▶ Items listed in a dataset
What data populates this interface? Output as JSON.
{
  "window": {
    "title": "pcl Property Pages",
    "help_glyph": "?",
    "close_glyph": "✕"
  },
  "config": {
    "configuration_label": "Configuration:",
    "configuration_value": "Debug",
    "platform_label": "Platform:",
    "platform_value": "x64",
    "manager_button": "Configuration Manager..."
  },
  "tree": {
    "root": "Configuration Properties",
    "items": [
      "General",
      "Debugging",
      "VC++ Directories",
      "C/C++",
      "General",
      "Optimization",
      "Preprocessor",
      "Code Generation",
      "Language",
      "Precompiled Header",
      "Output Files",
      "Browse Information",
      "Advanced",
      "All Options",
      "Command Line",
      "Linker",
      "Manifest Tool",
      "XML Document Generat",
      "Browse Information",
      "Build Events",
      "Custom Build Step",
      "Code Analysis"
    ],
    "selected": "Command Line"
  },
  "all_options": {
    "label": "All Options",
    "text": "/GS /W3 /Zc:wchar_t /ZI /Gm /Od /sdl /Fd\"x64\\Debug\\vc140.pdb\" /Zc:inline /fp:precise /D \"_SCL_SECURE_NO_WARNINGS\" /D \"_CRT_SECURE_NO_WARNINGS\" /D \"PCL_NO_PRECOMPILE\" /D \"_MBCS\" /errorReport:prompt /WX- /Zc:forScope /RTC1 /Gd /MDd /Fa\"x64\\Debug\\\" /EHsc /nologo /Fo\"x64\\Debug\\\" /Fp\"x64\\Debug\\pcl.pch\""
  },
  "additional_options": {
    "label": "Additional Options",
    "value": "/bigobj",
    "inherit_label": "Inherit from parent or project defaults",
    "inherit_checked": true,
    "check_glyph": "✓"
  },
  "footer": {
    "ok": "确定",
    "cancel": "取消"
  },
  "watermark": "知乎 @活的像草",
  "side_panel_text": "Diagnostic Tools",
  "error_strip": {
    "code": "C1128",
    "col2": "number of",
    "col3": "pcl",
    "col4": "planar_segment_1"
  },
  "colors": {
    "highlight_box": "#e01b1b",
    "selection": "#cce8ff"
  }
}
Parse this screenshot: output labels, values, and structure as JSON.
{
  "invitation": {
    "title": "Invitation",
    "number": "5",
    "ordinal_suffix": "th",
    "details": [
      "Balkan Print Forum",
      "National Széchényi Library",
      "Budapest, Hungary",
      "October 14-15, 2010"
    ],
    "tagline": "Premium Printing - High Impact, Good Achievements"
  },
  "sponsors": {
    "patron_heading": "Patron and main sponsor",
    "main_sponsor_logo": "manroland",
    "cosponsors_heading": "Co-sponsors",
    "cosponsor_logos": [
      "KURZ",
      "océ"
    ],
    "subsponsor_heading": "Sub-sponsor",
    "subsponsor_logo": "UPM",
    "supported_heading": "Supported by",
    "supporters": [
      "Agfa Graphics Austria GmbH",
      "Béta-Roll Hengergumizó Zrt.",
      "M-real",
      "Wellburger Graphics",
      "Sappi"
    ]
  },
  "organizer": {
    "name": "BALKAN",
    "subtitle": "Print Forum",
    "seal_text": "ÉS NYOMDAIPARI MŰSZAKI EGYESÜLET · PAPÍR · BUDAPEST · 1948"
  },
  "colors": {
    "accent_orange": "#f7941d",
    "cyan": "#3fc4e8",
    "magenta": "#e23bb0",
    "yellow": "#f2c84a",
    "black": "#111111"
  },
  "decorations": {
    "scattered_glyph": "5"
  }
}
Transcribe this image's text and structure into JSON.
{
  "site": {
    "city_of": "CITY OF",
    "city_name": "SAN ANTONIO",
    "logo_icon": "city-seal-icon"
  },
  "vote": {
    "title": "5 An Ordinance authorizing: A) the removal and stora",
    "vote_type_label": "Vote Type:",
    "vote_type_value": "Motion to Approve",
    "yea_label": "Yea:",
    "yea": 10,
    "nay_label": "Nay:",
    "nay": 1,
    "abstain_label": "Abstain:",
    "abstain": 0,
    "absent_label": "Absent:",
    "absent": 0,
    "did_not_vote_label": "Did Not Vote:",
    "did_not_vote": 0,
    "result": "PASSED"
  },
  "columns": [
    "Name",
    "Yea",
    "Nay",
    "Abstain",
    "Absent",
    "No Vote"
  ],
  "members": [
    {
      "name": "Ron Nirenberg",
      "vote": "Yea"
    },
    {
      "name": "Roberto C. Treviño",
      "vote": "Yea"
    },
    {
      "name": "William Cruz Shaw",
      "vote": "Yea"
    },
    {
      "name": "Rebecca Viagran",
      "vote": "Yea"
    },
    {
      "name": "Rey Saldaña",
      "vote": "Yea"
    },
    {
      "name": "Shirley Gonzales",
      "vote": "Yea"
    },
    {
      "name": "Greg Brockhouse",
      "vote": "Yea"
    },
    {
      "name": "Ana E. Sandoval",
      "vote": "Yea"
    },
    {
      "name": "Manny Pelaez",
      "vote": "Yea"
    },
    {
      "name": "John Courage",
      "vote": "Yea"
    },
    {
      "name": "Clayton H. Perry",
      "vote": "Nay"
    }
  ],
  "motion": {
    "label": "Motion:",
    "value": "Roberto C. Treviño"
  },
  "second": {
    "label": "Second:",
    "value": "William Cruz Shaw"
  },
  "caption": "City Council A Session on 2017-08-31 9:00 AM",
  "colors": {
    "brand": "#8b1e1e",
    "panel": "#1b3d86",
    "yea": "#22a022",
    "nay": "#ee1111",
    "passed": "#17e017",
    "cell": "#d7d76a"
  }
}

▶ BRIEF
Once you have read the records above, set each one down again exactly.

▶ RESPONSE TO THE TASK
What data populates this interface? Output as JSON.
{
  "window": {
    "title": "pcl Property Pages",
    "help_glyph": "?",
    "close_glyph": "✕"
  },
  "config": {
    "configuration_label": "Configuration:",
    "configuration_value": "Debug",
    "platform_label": "Platform:",
    "platform_value": "x64",
    "manager_button": "Configuration Manager..."
  },
  "tree": {
    "root": "Configuration Properties",
    "items": [
      "General",
      "Debugging",
      "VC++ Directories",
      "C/C++",
      "General",
      "Optimization",
      "Preprocessor",
      "Code Generation",
      "Language",
      "Precompiled Header",
      "Output Files",
      "Browse Information",
      "Advanced",
      "All Options",
      "Command Line",
      "Linker",
      "Manifest Tool",
      "XML Document Generat",
      "Browse Information",
      "Build Events",
      "Custom Build Step",
      "Code Analysis"
    ],
    "selected": "Command Line"
  },
  "all_options": {
    "label": "All Options",
    "text": "/GS /W3 /Zc:wchar_t /ZI /Gm /Od /sdl /Fd\"x64\\Debug\\vc140.pdb\" /Zc:inline /fp:precise /D \"_SCL_SECURE_NO_WARNINGS\" /D \"_CRT_SECURE_NO_WARNINGS\" /D \"PCL_NO_PRECOMPILE\" /D \"_MBCS\" /errorReport:prompt /WX- /Zc:forScope /RTC1 /Gd /MDd /Fa\"x64\\Debug\\\" /EHsc /nologo /Fo\"x64\\Debug\\\" /Fp\"x64\\Debug\\pcl.pch\""
  },
  "additional_options": {
    "label": "Additional Options",
    "value": "/bigobj",
    "inherit_label": "Inherit from parent or project defaults",
    "inherit_checked": true,
    "check_glyph": "✓"
  },
  "footer": {
    "ok": "确定",
    "cancel": "取消"
  },
  "watermark": "知乎 @活的像草",
  "side_panel_text": "Diagnostic Tools",
  "error_strip": {
    "code": "C1128",
    "col2": "number of",
    "col3": "pcl",
    "col4": "planar_segment_1"
  },
  "colors": {
    "highlight_box": "#e01b1b",
    "selection": "#cce8ff"
  }
}
Parse this screenshot: output labels, values, and structure as JSON.
{
  "invitation": {
    "title": "Invitation",
    "number": "5",
    "ordinal_suffix": "th",
    "details": [
      "Balkan Print Forum",
      "National Széchényi Library",
      "Budapest, Hungary",
      "October 14-15, 2010"
    ],
    "tagline": "Premium Printing - High Impact, Good Achievements"
  },
  "sponsors": {
    "patron_heading": "Patron and main sponsor",
    "main_sponsor_logo": "manroland",
    "cosponsors_heading": "Co-sponsors",
    "cosponsor_logos": [
      "KURZ",
      "océ"
    ],
    "subsponsor_heading": "Sub-sponsor",
    "subsponsor_logo": "UPM",
    "supported_heading": "Supported by",
    "supporters": [
      "Agfa Graphics Austria GmbH",
      "Béta-Roll Hengergumizó Zrt.",
      "M-real",
      "Wellburger Graphics",
      "Sappi"
    ]
  },
  "organizer": {
    "name": "BALKAN",
    "subtitle": "Print Forum",
    "seal_text": "ÉS NYOMDAIPARI MŰSZAKI EGYESÜLET · PAPÍR · BUDAPEST · 1948"
  },
  "colors": {
    "accent_orange": "#f7941d",
    "cyan": "#3fc4e8",
    "magenta": "#e23bb0",
    "yellow": "#f2c84a",
    "black": "#111111"
  },
  "decorations": {
    "scattered_glyph": "5"
  }
}
Transcribe this image's text and structure into JSON.
{
  "site": {
    "city_of": "CITY OF",
    "city_name": "SAN ANTONIO",
    "logo_icon": "city-seal-icon"
  },
  "vote": {
    "title": "5 An Ordinance authorizing: A) the removal and stora",
    "vote_type_label": "Vote Type:",
    "vote_type_value": "Motion to Approve",
    "yea_label": "Yea:",
    "yea": 10,
    "nay_label": "Nay:",
    "nay": 1,
    "abstain_label": "Abstain:",
    "abstain": 0,
    "absent_label": "Absent:",
    "absent": 0,
    "did_not_vote_label": "Did Not Vote:",
    "did_not_vote": 0,
    "result": "PASSED"
  },
  "columns": [
    "Name",
    "Yea",
    "Nay",
    "Abstain",
    "Absent",
    "No Vote"
  ],
  "members": [
    {
      "name": "Ron Nirenberg",
      "vote": "Yea"
    },
    {
      "name": "Roberto C. Treviño",
      "vote": "Yea"
    },
    {
      "name": "William Cruz Shaw",
      "vote": "Yea"
    },
    {
      "name": "Rebecca Viagran",
      "vote": "Yea"
    },
    {
      "name": "Rey Saldaña",
      "vote": "Yea"
    },
    {
      "name": "Shirley Gonzales",
      "vote": "Yea"
    },
    {
      "name": "Greg Brockhouse",
      "vote": "Yea"
    },
    {
      "name": "Ana E. Sandoval",
      "vote": "Yea"
    },
    {
      "name": "Manny Pelaez",
      "vote": "Yea"
    },
    {
      "name": "John Courage",
      "vote": "Yea"
    },
    {
      "name": "Clayton H. Perry",
      "vote": "Nay"
    }
  ],
  "motion": {
    "label": "Motion:",
    "value": "Roberto C. Treviño"
  },
  "second": {
    "label": "Second:",
    "value": "William Cruz Shaw"
  },
  "caption": "City Council A Session on 2017-08-31 9:00 AM",
  "colors": {
    "brand": "#8b1e1e",
    "panel": "#1b3d86",
    "yea": "#22a022",
    "nay": "#ee1111",
    "passed": "#17e017",
    "cell": "#d7d76a"
  }
}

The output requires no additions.